Heady attendees at these events are using the free parking offered by the spacious Atlantis grounds and walking the new bridge to events. It has also affected the sales of food and drink on the part of the RSCVA’s on-site concessionaire. Going back across the bridge, event attendees can drop down to the handy New York-style deli that recently opened in the hotel where much tastier offerings are found at more reasonable prices. Could this be Reno’s version of “the tail wagging the dog”?
While on the plight of the RSCVA, one local TV station aired a comprehensive story this week on the status of tourism in the Biggest Little City. Weighing in were Reno Mayor Bob Cashell, Bill Huhes of the Peppermill and RSCVA CEO Ellen Oppenheim.
The state of the economy was blamed as a major factor, the scaling down of conventions another and the continuing loss of flights to Reno as yet another reason.

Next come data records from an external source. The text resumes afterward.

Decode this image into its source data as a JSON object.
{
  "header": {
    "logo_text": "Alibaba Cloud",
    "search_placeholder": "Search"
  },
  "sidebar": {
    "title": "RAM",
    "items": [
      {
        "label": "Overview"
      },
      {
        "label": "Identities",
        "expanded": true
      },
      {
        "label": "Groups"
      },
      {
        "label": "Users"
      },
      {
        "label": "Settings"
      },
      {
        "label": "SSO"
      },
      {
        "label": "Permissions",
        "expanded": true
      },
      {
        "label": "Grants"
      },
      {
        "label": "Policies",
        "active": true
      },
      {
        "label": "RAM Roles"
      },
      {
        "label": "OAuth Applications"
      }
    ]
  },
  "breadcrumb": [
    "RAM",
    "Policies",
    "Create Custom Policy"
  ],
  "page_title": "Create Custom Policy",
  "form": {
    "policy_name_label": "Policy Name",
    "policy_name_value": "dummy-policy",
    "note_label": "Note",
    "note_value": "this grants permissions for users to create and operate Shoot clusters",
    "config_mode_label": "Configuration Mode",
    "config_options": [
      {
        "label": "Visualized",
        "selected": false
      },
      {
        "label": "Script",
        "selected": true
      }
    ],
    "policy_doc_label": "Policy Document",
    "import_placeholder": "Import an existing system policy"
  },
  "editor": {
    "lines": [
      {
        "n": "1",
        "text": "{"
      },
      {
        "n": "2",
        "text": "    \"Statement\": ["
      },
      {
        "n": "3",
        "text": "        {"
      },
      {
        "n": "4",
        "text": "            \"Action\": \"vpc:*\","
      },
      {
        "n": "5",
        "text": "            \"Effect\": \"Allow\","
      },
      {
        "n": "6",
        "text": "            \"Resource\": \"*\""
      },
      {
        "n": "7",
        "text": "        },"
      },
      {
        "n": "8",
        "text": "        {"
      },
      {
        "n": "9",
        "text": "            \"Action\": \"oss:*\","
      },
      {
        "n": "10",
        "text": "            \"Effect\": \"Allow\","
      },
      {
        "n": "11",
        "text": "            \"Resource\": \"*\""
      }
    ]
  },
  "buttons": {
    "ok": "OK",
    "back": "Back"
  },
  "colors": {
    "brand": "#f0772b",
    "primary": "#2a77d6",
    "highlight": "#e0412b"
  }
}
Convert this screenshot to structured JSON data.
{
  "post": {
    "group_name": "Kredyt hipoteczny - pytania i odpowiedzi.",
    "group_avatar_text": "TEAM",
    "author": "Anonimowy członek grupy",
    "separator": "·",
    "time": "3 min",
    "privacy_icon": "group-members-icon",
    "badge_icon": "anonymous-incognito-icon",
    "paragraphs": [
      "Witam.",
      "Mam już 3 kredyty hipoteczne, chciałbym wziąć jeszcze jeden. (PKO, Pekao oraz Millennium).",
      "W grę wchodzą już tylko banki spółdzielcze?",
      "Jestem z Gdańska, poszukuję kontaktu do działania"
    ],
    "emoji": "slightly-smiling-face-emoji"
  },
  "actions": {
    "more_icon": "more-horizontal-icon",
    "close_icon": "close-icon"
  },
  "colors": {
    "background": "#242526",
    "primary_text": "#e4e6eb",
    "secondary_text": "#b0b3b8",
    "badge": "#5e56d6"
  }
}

It was even suggested that the much maligned motto of the RSCVA, “America’s Adventure Place,” may no longer be the best clarion call to bring visitors here.
Whatever the approach to luring more tourists to the Truckee Meadows may be in the future, it might be well for the current gurus of marketing to revisit some of the things that worked in the past. Particularly, in the decade of the 1960s when former Hollywood publicity man Jud Allen moved onto the scene and took over the reins of the Reno Chamber of Commerce. Armed with room tax money that now goes to the RSCVA, Allen was able to develop a number of programs and special events that not only drew considerable crowds but also generated reams of publicity at the time “Reno” was a red-hot dateline.
Oppenheim might do well to root through the old chamber files.
One of Doris Day’s earliest movies was on the tube the other night. What made this one completely different from her future films with Cary Grant, Rock Hudson, James Garner, Jimmy Stewart and other stars of that stature was that in this particular film her unlikely leading man was dancer Ray Bolger.
Bolger was a regular starring act in the SkyRoom of the Mapes during the 1960s and his amazingly nimble feet were worth the price of admission. Most long-time movie fans remember him best for his role as the Scarecrow in “The Wizard of Oz” with Judy Garland (also a sometimes performer at Harrah’s Lake Tahoe).
Bolger played a rather timid state department assistant who signed Day up for a tour of France to cement U.S.-Franco relations. After a few drinks, the Bolger persona changed to that of a romantic and carefree devil in pursuit of Day.
What was also remarkable about the film was that Doris, who preferred dancing to singing at that point in her career, stayed toe to toe with Bolger in several athletic numbers.
Bolger started out his career on Broadway and pretty much ended it there with his famous rendition of “Once in Love with Amy,” a number he performed to perfection in his SkyRoom appearances.
When I interviewed Ray for some publicity stories, I asked him why he was not staying at the Mapes during time in Reno as most performers did. He said, “Because you don’t have a swimming pool!” I asked what that had to do with anything and he just laughed and said, “How do you think I keep this old body as limber as it is?” I shook my head in ignorance. He went on, “I have to spend several hours a day – every day – in the pool to keep my leg muscles stretched and elastic. Without that time in the pool, I probably couldn’t kick higher than my waist.” I knew what he was talking about because when I watched his show, he could extend either leg higher over his head than the best NFL kicker today.
One day while Bolger was here, I got a call from the owner of the hotel, Charles Mapes, noting that he needed a fourth for a golf match. As it turned out, I was paired with Bolger against Mapes and a scratch golfer named Al Bello (a lounge performer of note). With a little on-course instruction from Bolger, who was very adept on the links, we were able to take the match.
Easily one of the best natured and charming live performers ever to appear here, Bolger had that engaging personality that some of his peers – former vaudevillians themselves – like Milton Berle and Jimmy Durante possessed. They were a far cry from what passes as superstardom status today.